PHOTO 5. Note the absence of the PmodRS232 and
presence of text on the display. This tells us that the
PIC32’s UART2 is driving the display module.
G1 has been given enough time to stabilize, we must
instruct the PIC32MX795F512L to transmit a 0x55. The
µOLED uses the 0x55 to determine the serial link baud
rate. Once it has zeroed in on the baud rate, it will
return an ACK (0x06) to the PIC32MX795F512L. At this
point, the µOLED-128-G1 is ready for work.
We’re going to need a timer to count down the
one second power-up delay. A timer may also come in
handy later if we find that we need to time other
events in the application. Rather than write a specific
timer routine for every unique event, we’ll implement
our timer using an interrupt. For now, a timer
granularity of 1 mS will suffice. Here’s the code we’ll
need to implement a 1 mS-per-tick timer:
OpenTimer1(T1_ON | T1_SOURCE_INT | T1_PS_1_8,
ConfigIntTimer1(T1_INT_ON | T1_INT_PRIOR_2);
void __ISR(_TIMER_1_VECTOR, ipl2)
// clear the interrupt flag
if(++msecs1 == 1000)
msecs1 = 0;
Basically, we’re prescaling the incoming 80 MHz
clock signal to Timer1 by eight, which results in a
Timer1 tick of 10 MHz or 100 nS. On every 10,000
ticks (1 mS), we trigger an interrupt. The interrupt
handler clears the Timer1 interrupt flag and
accumulates the 1 mS ticks into seconds. Now that we

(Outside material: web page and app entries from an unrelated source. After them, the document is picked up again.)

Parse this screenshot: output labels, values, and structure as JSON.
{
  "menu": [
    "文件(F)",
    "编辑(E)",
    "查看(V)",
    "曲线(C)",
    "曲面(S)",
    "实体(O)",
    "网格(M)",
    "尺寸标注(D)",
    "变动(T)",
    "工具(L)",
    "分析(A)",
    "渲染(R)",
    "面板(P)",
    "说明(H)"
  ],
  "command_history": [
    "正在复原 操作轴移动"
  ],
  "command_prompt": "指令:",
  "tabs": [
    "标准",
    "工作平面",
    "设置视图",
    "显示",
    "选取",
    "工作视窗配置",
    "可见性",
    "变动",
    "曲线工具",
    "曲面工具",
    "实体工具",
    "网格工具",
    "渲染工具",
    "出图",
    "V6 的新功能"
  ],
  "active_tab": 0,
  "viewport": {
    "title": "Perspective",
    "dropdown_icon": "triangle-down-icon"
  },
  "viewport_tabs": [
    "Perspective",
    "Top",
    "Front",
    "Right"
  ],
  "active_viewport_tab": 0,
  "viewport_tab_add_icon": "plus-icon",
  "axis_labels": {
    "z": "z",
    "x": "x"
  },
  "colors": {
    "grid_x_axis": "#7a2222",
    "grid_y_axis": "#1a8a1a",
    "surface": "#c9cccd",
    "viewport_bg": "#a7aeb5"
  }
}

have an accurate way to measure time in seconds, we
can write the µOLED-128-G1 power-up delay code:
msecs1 = 0;
secs1 = 0;
LATFCLR = p5V_ENABLE;
while(secs1 < 2);
After clearing the 1 mS timer variables, we turn on
42 SERVO 02.2010
the TPS2041 which allows + 5.0 volts to flow to the
µOLED-128-G1, and then wait for one second to pass.
At this point, the µOLED-128-G1 should be ready to talk
to us. So, we transmit a 0x55 to it and wait for an
rxdata = 0;
msecs1 = 0;
while(msecs1 < 11);
rxdata = UARTGetDataByte(UART2A);
}while(rxdata != dmACK);
Once the 0x55 has been sent, we must give the
µOLED-128-G1 a bit of time to sort things out before
looking for a response. As you can see, we have put
the 1 mS timer to work on a 10 mS delay before
checking for an ACK from the µOLED-128-G1.
If the µOLED responds with an ACK, it has synced
up with UART2 and is ready to receive and process
commands. What do you think this code will do for us?
unsigned char cntr;
unsigned char cPutSERVO =
The results of executing the Place String of ASCII
Text (Formatted) command (0x73) can be seen in
Photo 5. The text to be displayed begins at column
0x00, row 0x00, and will be shown in an 8x12 font
(0x02). The displayed text color is white (0xFF,0xFF).
The ASCII string must be terminated with a 0x00.
Pretty cool, huh?
As the Carpenters would say, “We’ve Only Just
Begun.” I’ve got more µOLED stuff on tap. So,
we’ll scatter some more PIC32MX795F512L and
µOLED-128-G1 floobydust next month. SV
Fred Eady may be reached via email at firstname.lastname@example.org.
µOLED-128-G1 Display Module
EDTP Electronics, Inc.